_THE PROBLEM_
The job is to find each line of the records below that includes the word "JSON" and copy it.

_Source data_
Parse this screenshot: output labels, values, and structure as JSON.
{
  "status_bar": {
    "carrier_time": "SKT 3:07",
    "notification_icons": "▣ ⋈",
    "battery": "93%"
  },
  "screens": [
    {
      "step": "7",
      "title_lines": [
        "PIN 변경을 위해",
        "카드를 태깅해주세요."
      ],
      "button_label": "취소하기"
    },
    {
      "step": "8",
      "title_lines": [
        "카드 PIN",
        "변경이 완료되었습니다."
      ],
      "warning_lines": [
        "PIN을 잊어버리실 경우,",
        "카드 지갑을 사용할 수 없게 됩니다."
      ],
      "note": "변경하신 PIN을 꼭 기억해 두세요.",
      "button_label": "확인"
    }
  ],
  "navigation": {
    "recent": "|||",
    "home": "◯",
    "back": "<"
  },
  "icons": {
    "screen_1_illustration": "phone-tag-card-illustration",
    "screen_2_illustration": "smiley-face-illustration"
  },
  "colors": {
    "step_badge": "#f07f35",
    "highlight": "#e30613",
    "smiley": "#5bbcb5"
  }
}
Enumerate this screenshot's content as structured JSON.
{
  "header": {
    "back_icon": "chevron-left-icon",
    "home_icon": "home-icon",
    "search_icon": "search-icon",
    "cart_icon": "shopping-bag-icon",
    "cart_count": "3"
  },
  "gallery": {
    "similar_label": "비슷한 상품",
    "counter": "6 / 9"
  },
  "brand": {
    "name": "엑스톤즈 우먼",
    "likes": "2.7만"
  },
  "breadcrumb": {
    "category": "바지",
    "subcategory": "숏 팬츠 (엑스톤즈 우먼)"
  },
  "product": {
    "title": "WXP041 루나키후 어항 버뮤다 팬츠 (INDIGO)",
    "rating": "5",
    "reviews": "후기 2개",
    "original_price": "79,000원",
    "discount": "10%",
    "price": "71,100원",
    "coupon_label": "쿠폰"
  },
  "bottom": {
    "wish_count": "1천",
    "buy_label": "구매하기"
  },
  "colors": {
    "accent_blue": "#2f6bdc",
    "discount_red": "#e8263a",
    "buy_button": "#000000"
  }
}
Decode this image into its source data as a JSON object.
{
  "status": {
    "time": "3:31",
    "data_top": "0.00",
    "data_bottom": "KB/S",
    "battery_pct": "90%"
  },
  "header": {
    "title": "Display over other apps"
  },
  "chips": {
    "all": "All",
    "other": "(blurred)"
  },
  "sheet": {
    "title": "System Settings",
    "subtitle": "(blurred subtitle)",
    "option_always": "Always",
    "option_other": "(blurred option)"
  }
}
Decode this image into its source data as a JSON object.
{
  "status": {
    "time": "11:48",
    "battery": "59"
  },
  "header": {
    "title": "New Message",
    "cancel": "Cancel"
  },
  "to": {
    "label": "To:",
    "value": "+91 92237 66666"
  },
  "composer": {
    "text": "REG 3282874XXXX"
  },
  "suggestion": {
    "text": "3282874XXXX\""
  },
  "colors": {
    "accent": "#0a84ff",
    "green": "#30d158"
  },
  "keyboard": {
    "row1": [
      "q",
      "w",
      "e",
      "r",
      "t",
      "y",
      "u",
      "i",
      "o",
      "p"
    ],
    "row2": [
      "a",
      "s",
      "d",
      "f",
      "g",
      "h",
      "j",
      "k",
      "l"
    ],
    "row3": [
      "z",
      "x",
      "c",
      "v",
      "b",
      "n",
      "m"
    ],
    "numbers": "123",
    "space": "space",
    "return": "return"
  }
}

_WRITTEN REPLY_
Parse this screenshot: output labels, values, and structure as JSON.
Enumerate this screenshot's content as structured JSON.
Decode this image into its source data as a JSON object.
Decode this image into its source data as a JSON object.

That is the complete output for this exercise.